_EXERCISE OBJECTIVE_: Each entry is to be reproduced verbatim, and images are to be omitted.

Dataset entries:
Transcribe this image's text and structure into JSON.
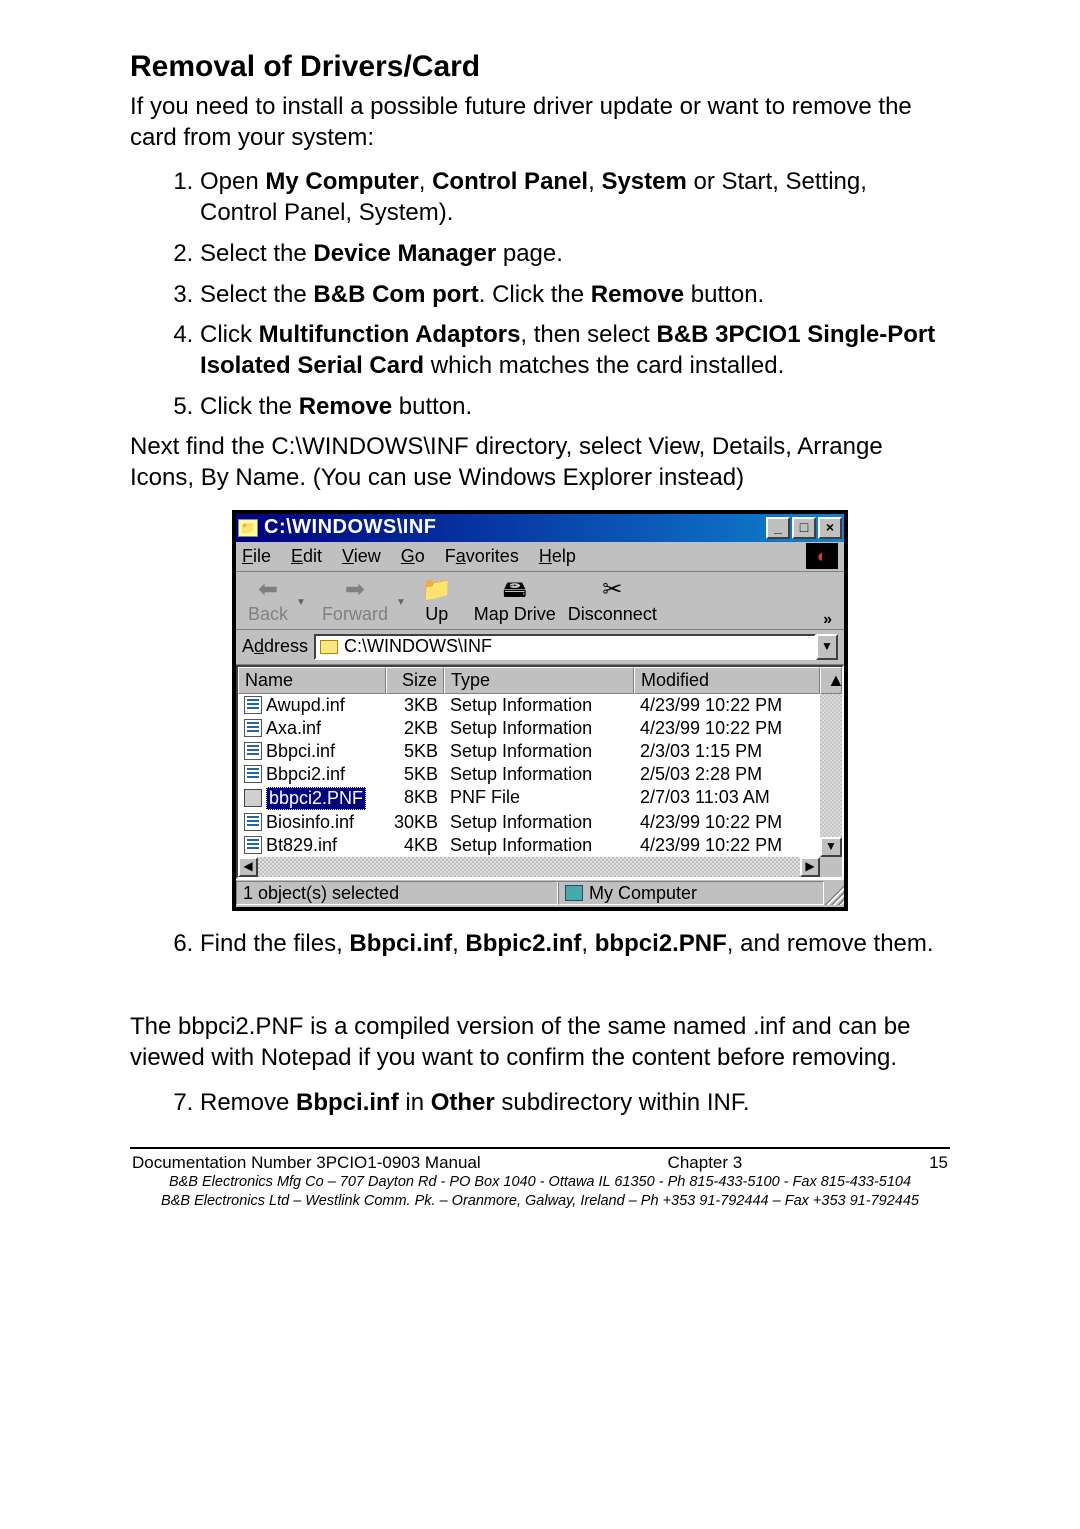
{
  "heading": "Removal of Drivers/Card",
  "intro": "If you need to install a possible future driver update or want to remove the card from your system:",
  "steps": {
    "s1_pre": "Open ",
    "s1_b1": "My Computer",
    "s1_mid1": ", ",
    "s1_b2": "Control Panel",
    "s1_mid2": ", ",
    "s1_b3": "System",
    "s1_post": " or Start, Setting, Control Panel, System).",
    "s2_pre": "Select the ",
    "s2_b": "Device Manager",
    "s2_post": " page.",
    "s3_pre": "Select the ",
    "s3_b1": "B&B Com port",
    "s3_mid": ". Click the ",
    "s3_b2": "Remove",
    "s3_post": " button.",
    "s4_pre": "Click ",
    "s4_b1": "Multifunction Adaptors",
    "s4_mid1": ", then select ",
    "s4_b2": "B&B 3PCIO1 Single-Port Isolated Serial Card",
    "s4_post": " which matches the card installed.",
    "s5_pre": "Click the ",
    "s5_b": "Remove",
    "s5_post": " button."
  },
  "after5": "Next find the C:\\WINDOWS\\INF directory, select View, Details, Arrange Icons, By Name. (You can use Windows Explorer instead)",
  "step6": {
    "pre": "Find the files, ",
    "b1": "Bbpci.inf",
    "m1": ", ",
    "b2": "Bbpic2.inf",
    "m2": ", ",
    "b3": "bbpci2.PNF",
    "post": ", and remove them."
  },
  "after6": "The bbpci2.PNF is a compiled version of the same named .inf and can be viewed with Notepad if you want to confirm the content before removing.",
  "step7": {
    "pre": "Remove ",
    "b1": "Bbpci.inf",
    "mid": " in ",
    "b2": "Other",
    "post": " subdirectory within INF."
  },
  "explorer": {
    "title": "C:\\WINDOWS\\INF",
    "menus": {
      "file": "File",
      "edit": "Edit",
      "view": "View",
      "go": "Go",
      "favorites": "Favorites",
      "help": "Help"
    },
    "toolbar": {
      "back": "Back",
      "forward": "Forward",
      "up": "Up",
      "map": "Map Drive",
      "disconnect": "Disconnect",
      "overflow": "»"
    },
    "address_label": "Address",
    "address_value": "C:\\WINDOWS\\INF",
    "columns": {
      "name": "Name",
      "size": "Size",
      "type": "Type",
      "modified": "Modified"
    },
    "rows": [
      {
        "name": "Awupd.inf",
        "size": "3KB",
        "type": "Setup Information",
        "modified": "4/23/99 10:22 PM",
        "icon": "inf",
        "selected": false
      },
      {
        "name": "Axa.inf",
        "size": "2KB",
        "type": "Setup Information",
        "modified": "4/23/99 10:22 PM",
        "icon": "inf",
        "selected": false
      },
      {
        "name": "Bbpci.inf",
        "size": "5KB",
        "type": "Setup Information",
        "modified": "2/3/03 1:15 PM",
        "icon": "inf",
        "selected": false
      },
      {
        "name": "Bbpci2.inf",
        "size": "5KB",
        "type": "Setup Information",
        "modified": "2/5/03 2:28 PM",
        "icon": "inf",
        "selected": false
      },
      {
        "name": "bbpci2.PNF",
        "size": "8KB",
        "type": "PNF File",
        "modified": "2/7/03 11:03 AM",
        "icon": "pnf",
        "selected": true
      },
      {
        "name": "Biosinfo.inf",
        "size": "30KB",
        "type": "Setup Information",
        "modified": "4/23/99 10:22 PM",
        "icon": "inf",
        "selected": false
      },
      {
        "name": "Bt829.inf",
        "size": "4KB",
        "type": "Setup Information",
        "modified": "4/23/99 10:22 PM",
        "icon": "inf",
        "selected": false
      }
    ],
    "status_left": "1 object(s) selected",
    "status_right": "My Computer"
  },
  "footer": {
    "doc": "Documentation Number 3PCIO1-0903 Manual",
    "chapter": "Chapter 3",
    "page": "15",
    "line2": "B&B Electronics Mfg Co – 707 Dayton Rd - PO Box 1040 - Ottawa IL 61350 - Ph 815-433-5100 - Fax 815-433-5104",
    "line3": "B&B Electronics Ltd – Westlink Comm. Pk. – Oranmore, Galway, Ireland – Ph +353 91-792444 – Fax +353 91-792445"
  }
}
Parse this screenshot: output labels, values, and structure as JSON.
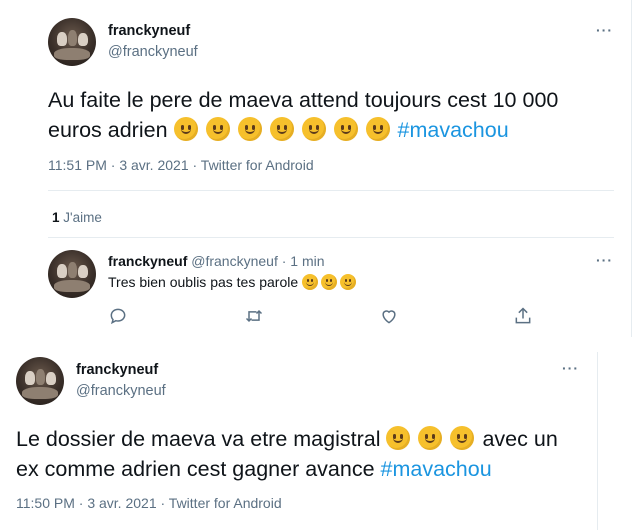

_ANSWER BOX_:
Transcribe this image's text and structure into JSON.
{
  "heading": "Removal of Drivers/Card",
  "intro": "If you need to install a possible future driver update or want to remove the card from your system:",
  "steps": {
    "s1_pre": "Open ",
    "s1_b1": "My Computer",
    "s1_mid1": ", ",
    "s1_b2": "Control Panel",
    "s1_mid2": ", ",
    "s1_b3": "System",
    "s1_post": " or Start, Setting, Control Panel, System).",
    "s2_pre": "Select the ",
    "s2_b": "Device Manager",
    "s2_post": " page.",
    "s3_pre": "Select the ",
    "s3_b1": "B&B Com port",
    "s3_mid": ". Click the ",
    "s3_b2": "Remove",
    "s3_post": " button.",
    "s4_pre": "Click ",
    "s4_b1": "Multifunction Adaptors",
    "s4_mid1": ", then select ",
    "s4_b2": "B&B 3PCIO1 Single-Port Isolated Serial Card",
    "s4_post": " which matches the card installed.",
    "s5_pre": "Click the ",
    "s5_b": "Remove",
    "s5_post": " button."
  },
  "after5": "Next find the C:\\WINDOWS\\INF directory, select View, Details, Arrange Icons, By Name. (You can use Windows Explorer instead)",
  "step6": {
    "pre": "Find the files, ",
    "b1": "Bbpci.inf",
    "m1": ", ",
    "b2": "Bbpic2.inf",
    "m2": ", ",
    "b3": "bbpci2.PNF",
    "post": ", and remove them."
  },
  "after6": "The bbpci2.PNF is a compiled version of the same named .inf and can be viewed with Notepad if you want to confirm the content before removing.",
  "step7": {
    "pre": "Remove ",
    "b1": "Bbpci.inf",
    "mid": " in ",
    "b2": "Other",
    "post": " subdirectory within INF."
  },
  "explorer": {
    "title": "C:\\WINDOWS\\INF",
    "menus": {
      "file": "File",
      "edit": "Edit",
      "view": "View",
      "go": "Go",
      "favorites": "Favorites",
      "help": "Help"
    },
    "toolbar": {
      "back": "Back",
      "forward": "Forward",
      "up": "Up",
      "map": "Map Drive",
      "disconnect": "Disconnect",
      "overflow": "»"
    },
    "address_label": "Address",
    "address_value": "C:\\WINDOWS\\INF",
    "columns": {
      "name": "Name",
      "size": "Size",
      "type": "Type",
      "modified": "Modified"
    },
    "rows": [
      {
        "name": "Awupd.inf",
        "size": "3KB",
        "type": "Setup Information",
        "modified": "4/23/99 10:22 PM",
        "icon": "inf",
        "selected": false
      },
      {
        "name": "Axa.inf",
        "size": "2KB",
        "type": "Setup Information",
        "modified": "4/23/99 10:22 PM",
        "icon": "inf",
        "selected": false
      },
      {
        "name": "Bbpci.inf",
        "size": "5KB",
        "type": "Setup Information",
        "modified": "2/3/03 1:15 PM",
        "icon": "inf",
        "selected": false
      },
      {
        "name": "Bbpci2.inf",
        "size": "5KB",
        "type": "Setup Information",
        "modified": "2/5/03 2:28 PM",
        "icon": "inf",
        "selected": false
      },
      {
        "name": "bbpci2.PNF",
        "size": "8KB",
        "type": "PNF File",
        "modified": "2/7/03 11:03 AM",
        "icon": "pnf",
        "selected": true
      },
      {
        "name": "Biosinfo.inf",
        "size": "30KB",
        "type": "Setup Information",
        "modified": "4/23/99 10:22 PM",
        "icon": "inf",
        "selected": false
      },
      {
        "name": "Bt829.inf",
        "size": "4KB",
        "type": "Setup Information",
        "modified": "4/23/99 10:22 PM",
        "icon": "inf",
        "selected": false
      }
    ],
    "status_left": "1 object(s) selected",
    "status_right": "My Computer"
  },
  "footer": {
    "doc": "Documentation Number 3PCIO1-0903 Manual",
    "chapter": "Chapter 3",
    "page": "15",
    "line2": "B&B Electronics Mfg Co – 707 Dayton Rd - PO Box 1040 - Ottawa IL 61350 - Ph 815-433-5100 - Fax 815-433-5104",
    "line3": "B&B Electronics Ltd – Westlink Comm. Pk. – Oranmore, Galway, Ireland – Ph +353 91-792444 – Fax +353 91-792445"
  }
}
Parse this screenshot: output labels, values, and structure as JSON.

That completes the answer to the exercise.